It works at the high school level and it is the only successful way to keep absent-minded, hormone-driven, middle school-age boys in tune with what the coach is trying to do.
I spent the majority of my football coaching career with eighth-grade teams. An eighth-grade team means it’s made of eighth-grade boys, I know that sounds obvious, but if you haven’t had the pleasure of working with a few dozen kids in this age group, you’ve missed out on epic levels of amazement and frustration, with the only way to address that paradox being massive doses of sarcasm.
At the eighth grade level, you can motivate these kids to the point where they’ll try to run through a concrete wall, but at the same time, they’ll forget everything they’ve learned over a two-week period when it matters the most.
That’s why you need a simple, uncomplicated set of plays. Not a playbook, heaven forbid, they would probably eat it, but a set of plays they learn through rote in practice, running it, again and again, ad nauseum until they remember it.
I had a power play, with a back leading another one through a hole with the linemen double-teaming at the point of attack, with a counter that started just like the power. Simple dives to the interior, a toss sweep, a bootleg by the quarterback, and my favorite, a slotback reverse were the playbook. That’s the entire running arsenal of my teams. Running them to the odd numbers on the left or the even numbers on the right gave you a dozen options. If we did have a playbook it would have easily fit on a single piece of paper with printing on the front and back.
Combine that with a simple passing tree that uses just three numbers to name the routes for three receivers from left to right, or four if you’re in a trips formation or a double-slot and you have a way to call every conceivable pass route.
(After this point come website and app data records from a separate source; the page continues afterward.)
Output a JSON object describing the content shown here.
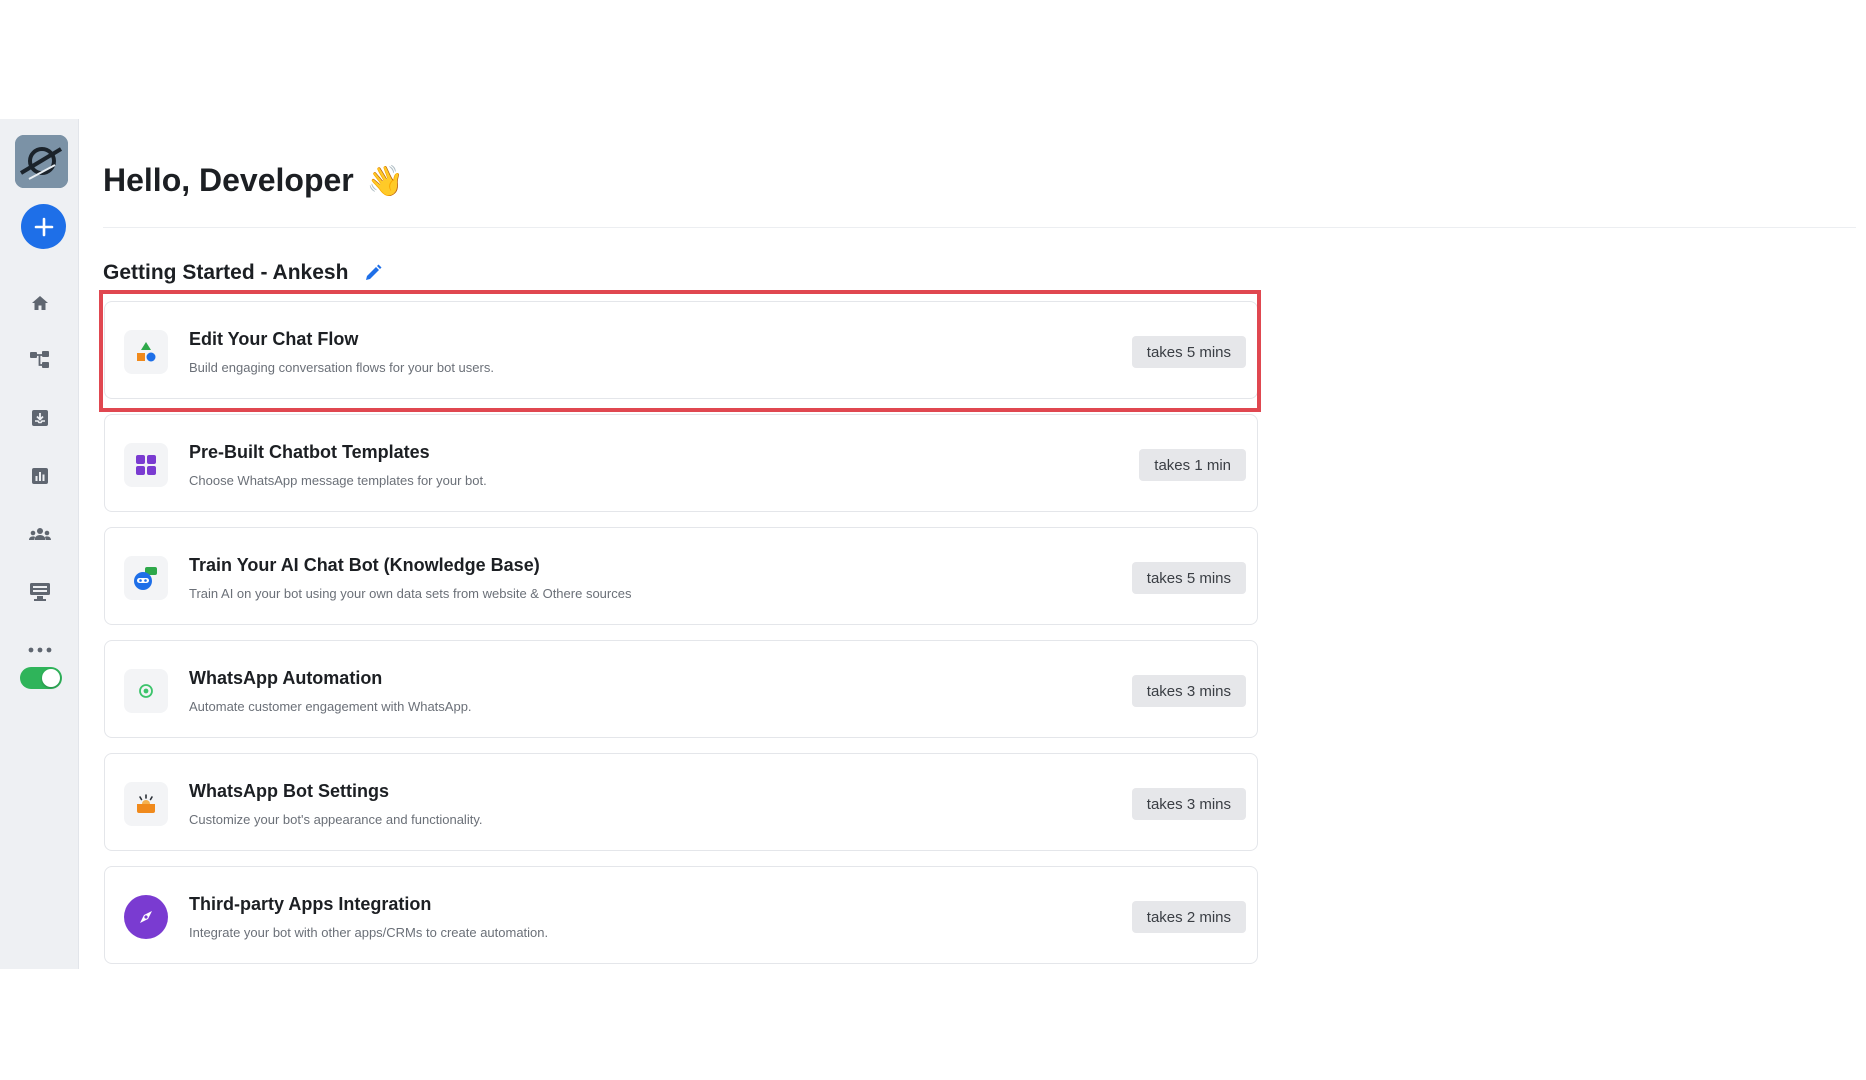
{
  "header": {
    "greeting": "Hello, Developer",
    "greeting_emoji": "👋"
  },
  "section": {
    "title": "Getting Started - Ankesh"
  },
  "cards": [
    {
      "title": "Edit Your Chat Flow",
      "description": "Build engaging conversation flows for your bot users.",
      "duration": "takes 5 mins",
      "icon": "shapes-icon"
    },
    {
      "title": "Pre-Built Chatbot Templates",
      "description": "Choose WhatsApp message templates for your bot.",
      "duration": "takes 1 min",
      "icon": "grid-icon"
    },
    {
      "title": "Train Your AI Chat Bot (Knowledge Base)",
      "description": "Train AI on your bot using your own data sets from website & Othere sources",
      "duration": "takes 5 mins",
      "icon": "ai-bot-icon"
    },
    {
      "title": "WhatsApp Automation",
      "description": "Automate customer engagement with WhatsApp.",
      "duration": "takes 3 mins",
      "icon": "whatsapp-icon"
    },
    {
      "title": "WhatsApp Bot Settings",
      "description": "Customize your bot's appearance and functionality.",
      "duration": "takes 3 mins",
      "icon": "bot-settings-icon"
    },
    {
      "title": "Third-party Apps Integration",
      "description": "Integrate your bot with other apps/CRMs to create automation.",
      "duration": "takes 2 mins",
      "icon": "compass-icon"
    }
  ],
  "sidebar": {
    "items": [
      "home-icon",
      "flow-icon",
      "inbox-icon",
      "analytics-icon",
      "contacts-icon",
      "broadcast-icon",
      "more-icon"
    ],
    "toggle_state": "on"
  },
  "colors": {
    "accent": "#1e6fe8",
    "highlight": "#e04750",
    "toggle": "#2fb45a"
  }
}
A passing tree means numbering routes one through nine with each number representing a flag, post, curl, drag, out, in, slant, button hook, or fly pattern. If you had a tight end on the left, and a slot and wide receiver on the right and called a “slot right” 816. The tight end knew he ran a fly or an eight route, the slot ran an out route seven steps and cut hard towards the sideline, a one, and the wide receiver ran a six, a slant, or crossing route across the middle.
These simple instructions won a lot of games, and it was something the boys could easily figure out.
Simplicity is the key. Playbook or no playbook, the opposition can quickly figure out what you’re doing, but they have to stop it. If you execute properly they can know exactly what you’re running in advance and it won’t do them any good, you’ll still get yards,
Jerry also said KISS all the time to the boys, “keep it simple stupid” an acronym we can all live by.